For example, “FDA representatives discussed their efforts in the areas of minority health and health equity, protecting and promoting the health of diverse populations. FDA’s Center for Drug Evaluation and Research (CDER) expressed its commitment to increasing involvement of underrepresented populations in clinical trials through the establishment of the Diversity Plan Implementation Committee (DPIC), in addition to issuing guidelines such as Diversity Plans to Improve Enrollment of Participants from Underrepresented Racial and Ethnic Populations in Clinical Trials.”
Similarly, “One panelist introduced a framework developed to quantify accountability and transparency,” the white paper explained.
“The discussion also included viewpoints from industry on inclusive research tactics aimed at improving patient diversity through a multi-channel approach.”
Approaches such as “expanding site locations, optimizing communication, and enhancing data collection and utilization,” as well as “better planning to adjust programs and community engagement includes optimizing early-stage design, analyzing patient cohorts, incorporating patient voices, identifying suitable countries and sites, and incorporating site feedback” were all explored, discussed, and fleshed out.
The roundtable soon realized a common breakthrough of thought: “there is no patient diversity without site diversity.” To reach patients, the healthcare industry has to meet them where they are at, both figuratively and literally. To do that, patient education needs to be a high priority.
Putting the power in patients’ hands
Where the development of the white paper aims to help healthcare leaders overcome barriers to clinical trial diversity on the policy and industry side, the new CTPoP website aims to answer questions from the patient side of things.

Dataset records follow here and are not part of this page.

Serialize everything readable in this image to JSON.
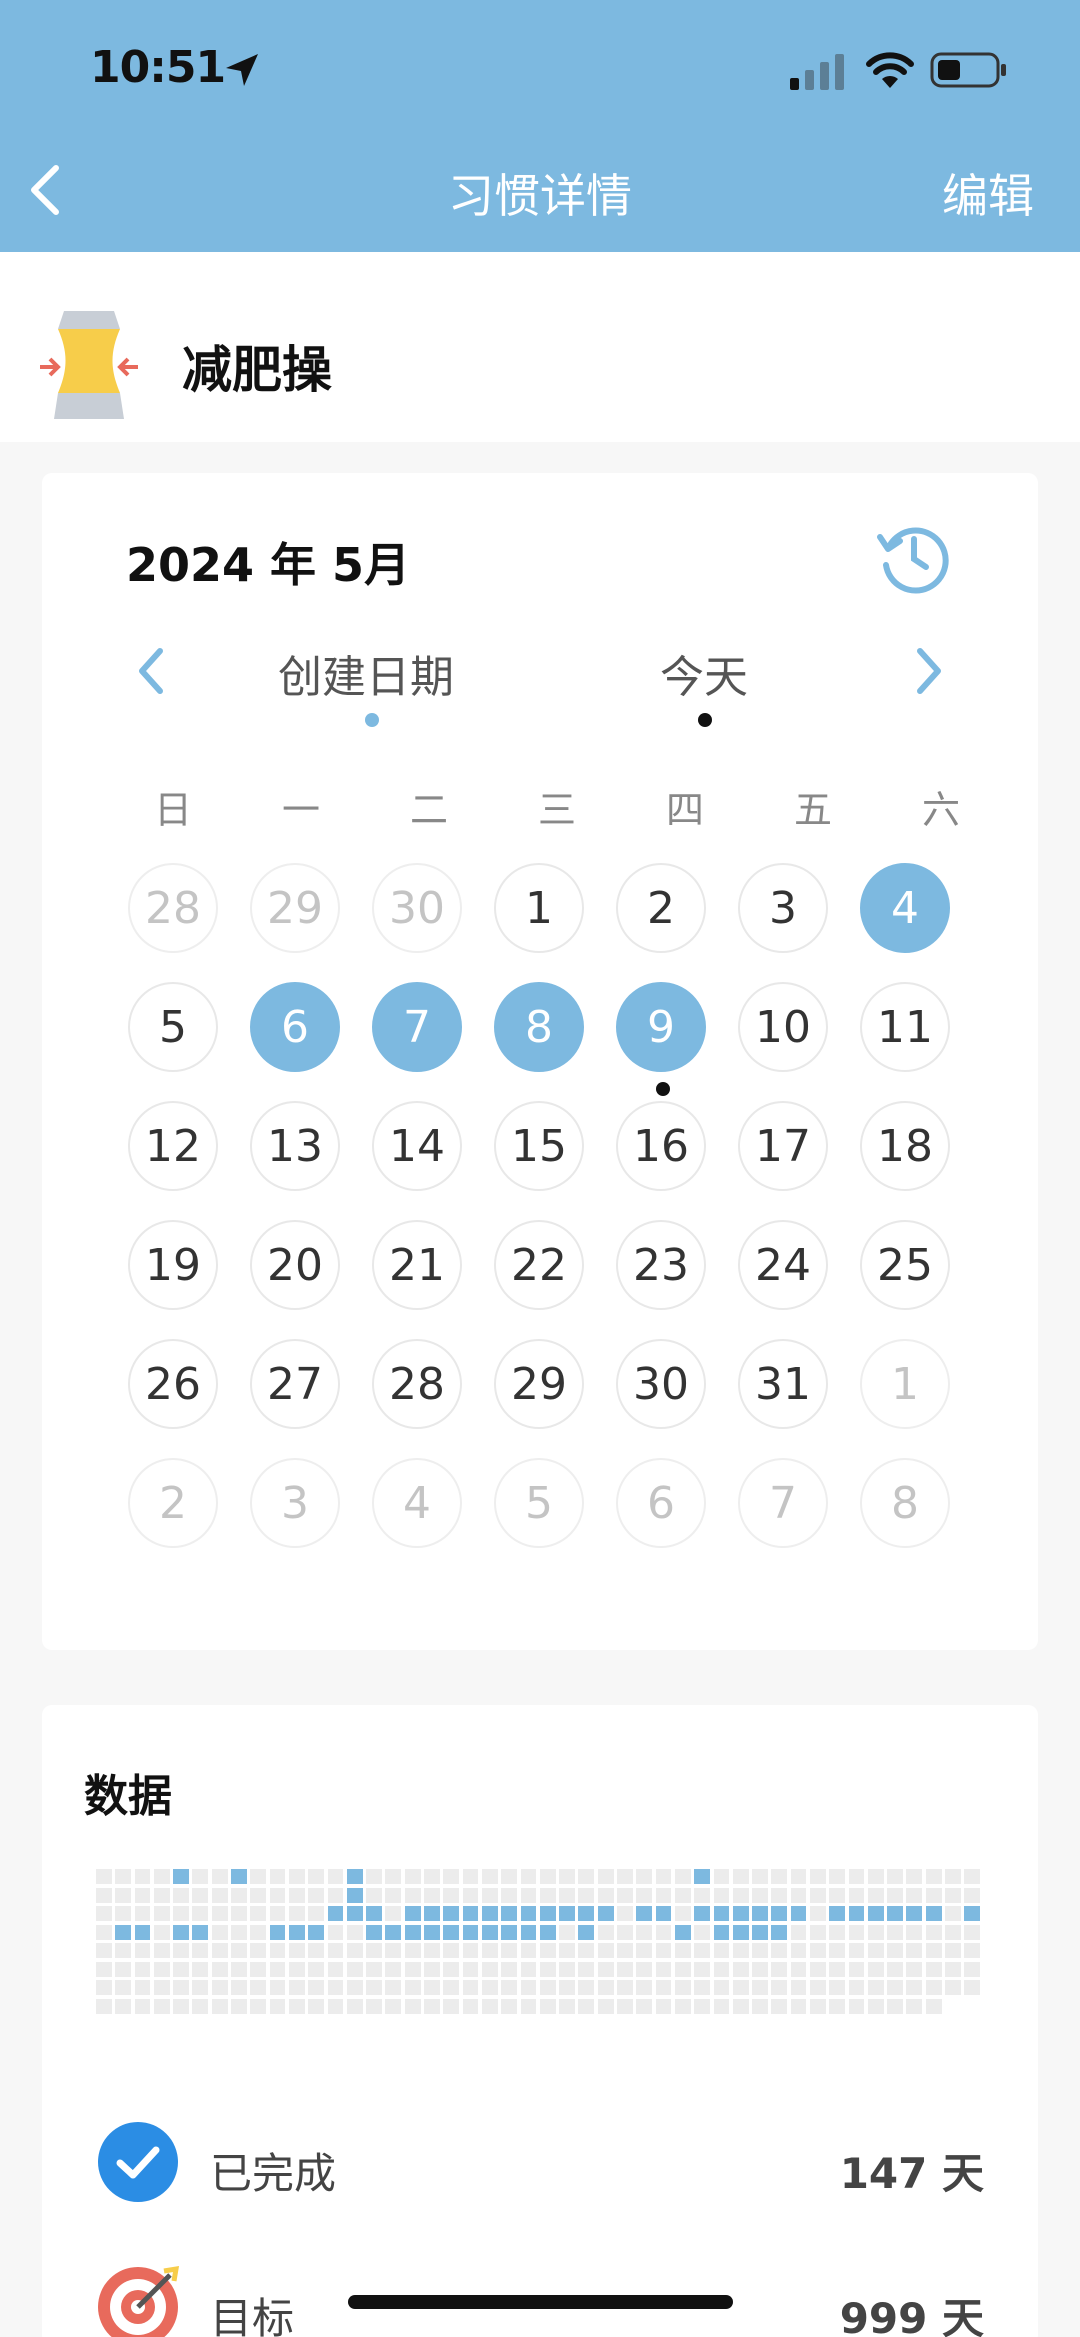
{
  "status_bar": {
    "time": "10:51"
  },
  "nav": {
    "title": "习惯详情",
    "edit_label": "编辑"
  },
  "habit": {
    "name": "减肥操"
  },
  "calendar": {
    "month_title": "2024 年 5月",
    "created_label": "创建日期",
    "today_label": "今天",
    "weekdays": [
      "日",
      "一",
      "二",
      "三",
      "四",
      "五",
      "六"
    ],
    "days": [
      {
        "n": "28",
        "muted": true
      },
      {
        "n": "29",
        "muted": true
      },
      {
        "n": "30",
        "muted": true
      },
      {
        "n": "1"
      },
      {
        "n": "2"
      },
      {
        "n": "3"
      },
      {
        "n": "4",
        "done": true
      },
      {
        "n": "5"
      },
      {
        "n": "6",
        "done": true
      },
      {
        "n": "7",
        "done": true
      },
      {
        "n": "8",
        "done": true
      },
      {
        "n": "9",
        "done": true,
        "today": true
      },
      {
        "n": "10"
      },
      {
        "n": "11"
      },
      {
        "n": "12"
      },
      {
        "n": "13"
      },
      {
        "n": "14"
      },
      {
        "n": "15"
      },
      {
        "n": "16"
      },
      {
        "n": "17"
      },
      {
        "n": "18"
      },
      {
        "n": "19"
      },
      {
        "n": "20"
      },
      {
        "n": "21"
      },
      {
        "n": "22"
      },
      {
        "n": "23"
      },
      {
        "n": "24"
      },
      {
        "n": "25"
      },
      {
        "n": "26"
      },
      {
        "n": "27"
      },
      {
        "n": "28"
      },
      {
        "n": "29"
      },
      {
        "n": "30"
      },
      {
        "n": "31"
      },
      {
        "n": "1",
        "muted": true
      },
      {
        "n": "2",
        "muted": true
      },
      {
        "n": "3",
        "muted": true
      },
      {
        "n": "4",
        "muted": true
      },
      {
        "n": "5",
        "muted": true
      },
      {
        "n": "6",
        "muted": true
      },
      {
        "n": "7",
        "muted": true
      },
      {
        "n": "8",
        "muted": true
      }
    ]
  },
  "data_section": {
    "title": "数据",
    "heatmap_rows": [
      "0000100100000100000000000000000100000000000000",
      "0000000000000100000000000000000000000000000000",
      "0000000000001110111111111110110111111011111101",
      "0110110001110011111111110100001011110000000000",
      "0000000000000000000000000000000000000000000000",
      "0000000000000000000000000000000000000000000000",
      "0000000000000000000000000000000000000000000000",
      "0000000000000000000000000000000000000000000000"
    ],
    "completed": {
      "label": "已完成",
      "value": "147 天"
    },
    "goal": {
      "label": "目标",
      "value": "999 天"
    }
  },
  "colors": {
    "accent": "#7db9e0",
    "check_blue": "#2b8de4",
    "target_red": "#e86a5c"
  }
}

As stated on the website, CTPoP “is designed to answer your questions about clinical trials,” including, “information on everything from how clinical trials work to where to join.”

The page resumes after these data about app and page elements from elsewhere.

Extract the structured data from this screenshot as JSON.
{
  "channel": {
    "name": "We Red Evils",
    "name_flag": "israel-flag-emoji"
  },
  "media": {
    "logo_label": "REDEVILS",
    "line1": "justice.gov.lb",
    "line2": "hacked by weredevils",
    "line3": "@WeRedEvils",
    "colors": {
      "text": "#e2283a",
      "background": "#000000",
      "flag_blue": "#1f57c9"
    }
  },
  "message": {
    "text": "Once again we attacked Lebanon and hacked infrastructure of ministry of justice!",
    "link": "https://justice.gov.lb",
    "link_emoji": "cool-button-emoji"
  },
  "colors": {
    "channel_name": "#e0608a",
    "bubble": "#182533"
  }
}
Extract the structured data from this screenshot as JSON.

Putting the power of clinical trials in the hands of patients, the website both defines what clinical trials are, and offers resources on why it is important for patients across the board to join clinical trials where needed, stating, “This will ensure that new medicines and treatments work for everyone.”

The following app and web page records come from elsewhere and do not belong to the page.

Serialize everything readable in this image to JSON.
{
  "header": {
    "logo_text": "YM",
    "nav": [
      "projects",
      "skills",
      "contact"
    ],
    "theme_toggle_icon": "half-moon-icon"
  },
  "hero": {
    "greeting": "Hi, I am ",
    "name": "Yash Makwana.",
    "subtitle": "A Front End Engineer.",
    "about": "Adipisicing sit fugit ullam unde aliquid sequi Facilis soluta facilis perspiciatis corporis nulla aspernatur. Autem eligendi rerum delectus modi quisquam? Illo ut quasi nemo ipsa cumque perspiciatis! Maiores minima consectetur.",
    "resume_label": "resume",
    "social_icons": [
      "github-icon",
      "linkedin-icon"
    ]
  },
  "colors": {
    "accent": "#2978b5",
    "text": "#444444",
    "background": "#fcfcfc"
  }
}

The website also helps patients learn what to ask their doctors when it comes to exploring the option of clinical trials, as well as understanding the many steps associated with participating in a clinical trial.
For example, the website explains to users the difference between the four stages of a clinical trial. From phase 1, in which researchers test a new drug or treatment in a small group of usually healthy people, all the way to phase 4, “when longer-term studies, conducted after medicine is approved, provide additional information on a drug or treatment’s risks, benefits, and best use.
More importantly, the website also offers a comprehensive series of directories on how to find a clinical trial through well-developed resources such as TrueTrials and BlackDoctors.Org (BDO), among others, all which list both specific and general clinical trials and patients can explore participating in.
“Kudos to BIO for their vision and commitment regarding Clinical Trial diversity,” said Reggie Ware, CEO of BDO. “BIO understands that the timing is perfect to engage Black consumers on a deeper level when it comes to Clinical Trials. Our audience is ready to hear and learn more. As a result, our BIO partnership is proving that when you meet the demand where it is, you can have meaningful impact and results.
“I am looking forward to continuing this incredibly important and thoughtful partnership,” Ware concluded.